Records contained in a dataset
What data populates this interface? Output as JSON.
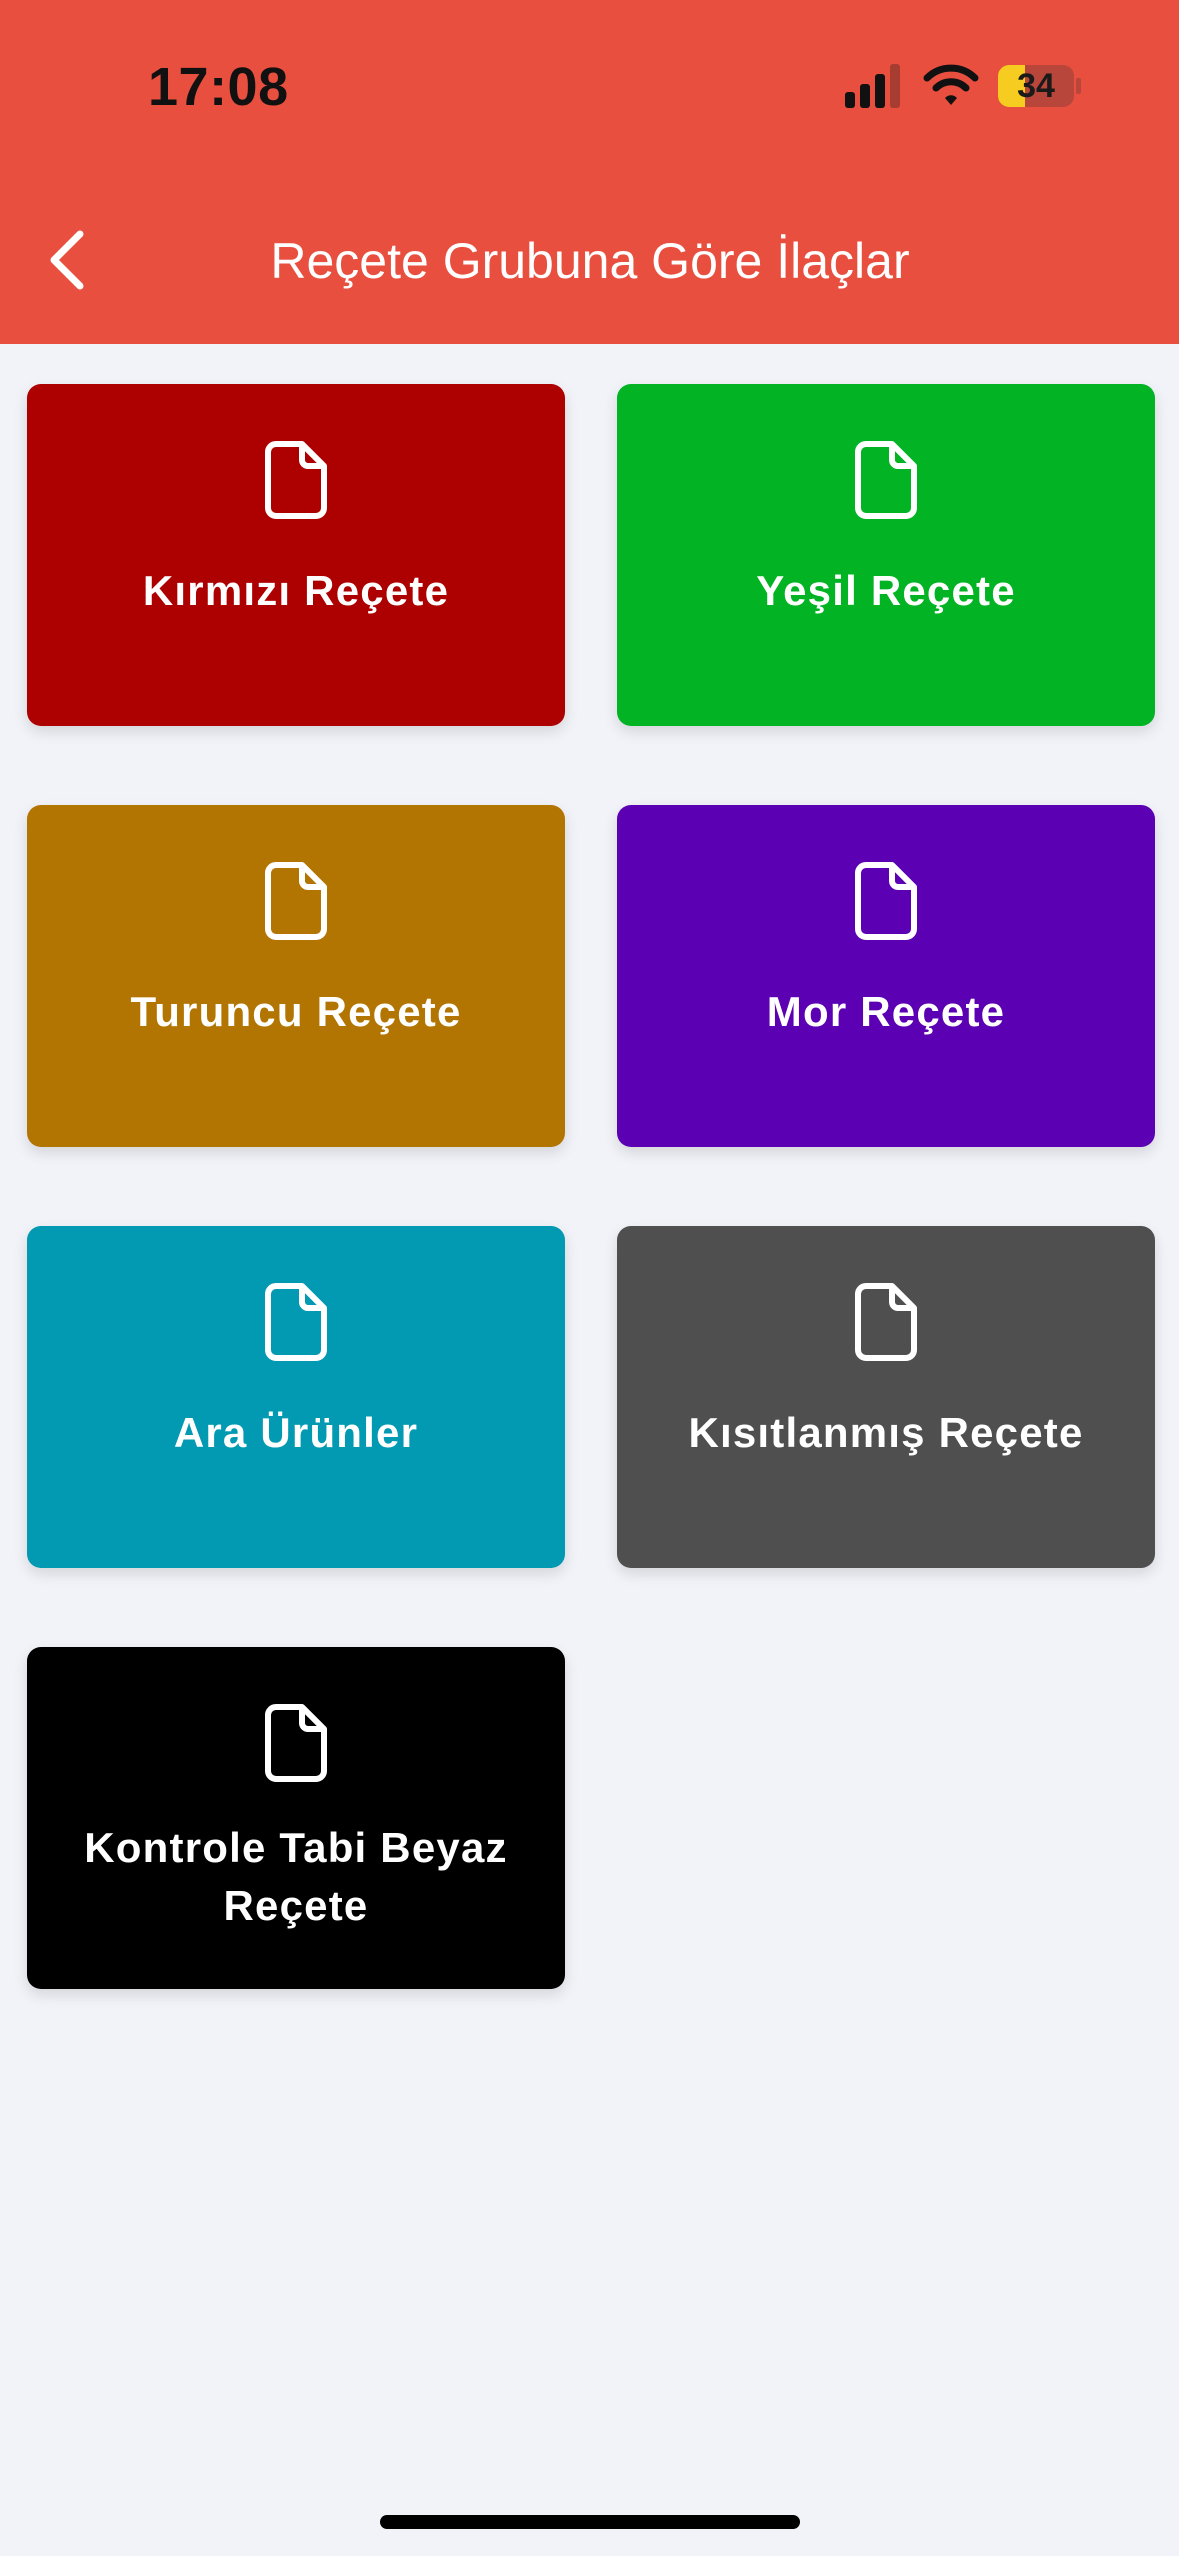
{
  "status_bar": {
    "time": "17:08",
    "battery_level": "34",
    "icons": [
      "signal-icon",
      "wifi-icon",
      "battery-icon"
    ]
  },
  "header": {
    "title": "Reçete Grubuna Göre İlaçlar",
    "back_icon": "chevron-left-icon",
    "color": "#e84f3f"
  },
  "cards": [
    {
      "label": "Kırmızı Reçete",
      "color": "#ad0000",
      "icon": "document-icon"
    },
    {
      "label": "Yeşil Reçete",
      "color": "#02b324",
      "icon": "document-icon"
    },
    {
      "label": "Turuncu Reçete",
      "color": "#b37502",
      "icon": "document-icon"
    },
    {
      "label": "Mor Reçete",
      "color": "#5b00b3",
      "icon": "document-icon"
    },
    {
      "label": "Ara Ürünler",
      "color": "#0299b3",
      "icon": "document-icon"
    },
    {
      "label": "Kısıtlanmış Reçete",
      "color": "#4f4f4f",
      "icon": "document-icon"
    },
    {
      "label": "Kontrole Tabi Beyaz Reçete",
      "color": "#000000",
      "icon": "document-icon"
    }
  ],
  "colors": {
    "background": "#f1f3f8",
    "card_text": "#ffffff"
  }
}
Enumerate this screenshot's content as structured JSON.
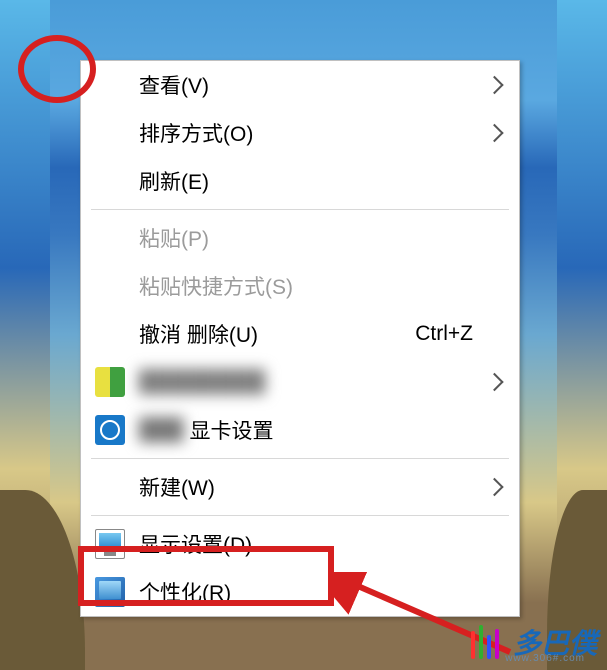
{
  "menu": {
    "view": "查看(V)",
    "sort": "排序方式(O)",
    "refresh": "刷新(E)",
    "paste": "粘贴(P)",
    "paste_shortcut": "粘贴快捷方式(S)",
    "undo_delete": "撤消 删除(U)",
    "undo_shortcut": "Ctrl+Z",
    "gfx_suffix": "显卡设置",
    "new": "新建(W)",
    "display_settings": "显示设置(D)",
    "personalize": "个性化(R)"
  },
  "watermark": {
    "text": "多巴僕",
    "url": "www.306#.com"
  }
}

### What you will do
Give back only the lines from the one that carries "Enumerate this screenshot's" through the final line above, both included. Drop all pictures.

### Answer box
Enumerate this screenshot's content as structured JSON.
{
  "menu": {
    "view": "查看(V)",
    "sort": "排序方式(O)",
    "refresh": "刷新(E)",
    "paste": "粘贴(P)",
    "paste_shortcut": "粘贴快捷方式(S)",
    "undo_delete": "撤消 删除(U)",
    "undo_shortcut": "Ctrl+Z",
    "gfx_suffix": "显卡设置",
    "new": "新建(W)",
    "display_settings": "显示设置(D)",
    "personalize": "个性化(R)"
  },
  "watermark": {
    "text": "多巴僕",
    "url": "www.306#.com"
  }
}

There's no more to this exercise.